__PROBLEM STATEMENT__:
Copy every record exactly, and keep the pictures out.

__GIVEN DATA__:
Content starts

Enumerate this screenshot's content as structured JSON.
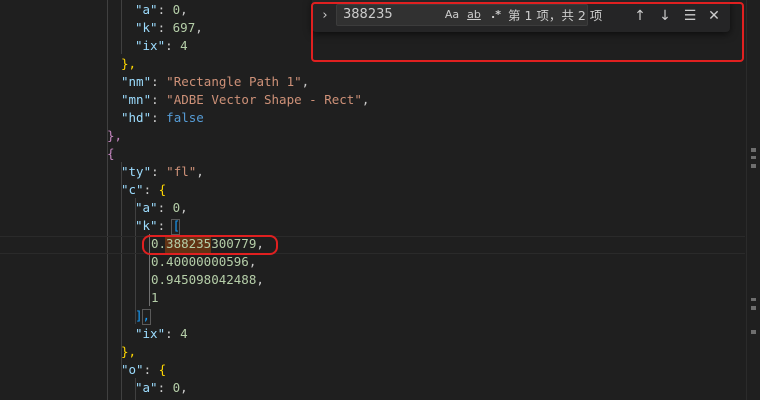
{
  "find": {
    "query": "388235",
    "opt_case": "Aa",
    "opt_word": "ab",
    "opt_regex": ".*",
    "match_count": "第 1 项，共 2 项",
    "toggle_icon": "›",
    "prev_icon": "↑",
    "next_icon": "↓",
    "selection_icon": "☰",
    "close_icon": "✕"
  },
  "code": {
    "l1": {
      "key": "\"a\"",
      "val": "0"
    },
    "l2": {
      "key": "\"k\"",
      "val": "697"
    },
    "l3": {
      "key": "\"ix\"",
      "val": "4"
    },
    "l4": {
      "text": "},"
    },
    "l5": {
      "key": "\"nm\"",
      "val": "\"Rectangle Path 1\""
    },
    "l6": {
      "key": "\"mn\"",
      "val": "\"ADBE Vector Shape - Rect\""
    },
    "l7": {
      "key": "\"hd\"",
      "val": "false"
    },
    "l8": {
      "text": "},"
    },
    "l9": {
      "text": "{"
    },
    "l10": {
      "key": "\"ty\"",
      "val": "\"fl\""
    },
    "l11": {
      "key": "\"c\"",
      "val": "{"
    },
    "l12": {
      "key": "\"a\"",
      "val": "0"
    },
    "l13": {
      "key": "\"k\"",
      "val": "["
    },
    "l14": {
      "val": "0.388235300779"
    },
    "l15": {
      "val": "0.40000000596"
    },
    "l16": {
      "val": "0.945098042488"
    },
    "l17": {
      "val": "1"
    },
    "l18": {
      "text": "],"
    },
    "l19": {
      "key": "\"ix\"",
      "val": "4"
    },
    "l20": {
      "text": "},"
    },
    "l21": {
      "key": "\"o\"",
      "val": "{"
    },
    "l22": {
      "key": "\"a\"",
      "val": "0"
    }
  },
  "colors": {
    "key": "#9cdcfe",
    "string": "#ce9178",
    "number": "#b5cea8",
    "keyword": "#569cd6",
    "annotation": "#e02020"
  }
}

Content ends

__YOUR SOLUTION__:
Enumerate this screenshot's content as structured JSON.
{
  "find": {
    "query": "388235",
    "opt_case": "Aa",
    "opt_word": "ab",
    "opt_regex": ".*",
    "match_count": "第 1 项，共 2 项",
    "toggle_icon": "›",
    "prev_icon": "↑",
    "next_icon": "↓",
    "selection_icon": "☰",
    "close_icon": "✕"
  },
  "code": {
    "l1": {
      "key": "\"a\"",
      "val": "0"
    },
    "l2": {
      "key": "\"k\"",
      "val": "697"
    },
    "l3": {
      "key": "\"ix\"",
      "val": "4"
    },
    "l4": {
      "text": "},"
    },
    "l5": {
      "key": "\"nm\"",
      "val": "\"Rectangle Path 1\""
    },
    "l6": {
      "key": "\"mn\"",
      "val": "\"ADBE Vector Shape - Rect\""
    },
    "l7": {
      "key": "\"hd\"",
      "val": "false"
    },
    "l8": {
      "text": "},"
    },
    "l9": {
      "text": "{"
    },
    "l10": {
      "key": "\"ty\"",
      "val": "\"fl\""
    },
    "l11": {
      "key": "\"c\"",
      "val": "{"
    },
    "l12": {
      "key": "\"a\"",
      "val": "0"
    },
    "l13": {
      "key": "\"k\"",
      "val": "["
    },
    "l14": {
      "val": "0.388235300779"
    },
    "l15": {
      "val": "0.40000000596"
    },
    "l16": {
      "val": "0.945098042488"
    },
    "l17": {
      "val": "1"
    },
    "l18": {
      "text": "],"
    },
    "l19": {
      "key": "\"ix\"",
      "val": "4"
    },
    "l20": {
      "text": "},"
    },
    "l21": {
      "key": "\"o\"",
      "val": "{"
    },
    "l22": {
      "key": "\"a\"",
      "val": "0"
    }
  },
  "colors": {
    "key": "#9cdcfe",
    "string": "#ce9178",
    "number": "#b5cea8",
    "keyword": "#569cd6",
    "annotation": "#e02020"
  }
}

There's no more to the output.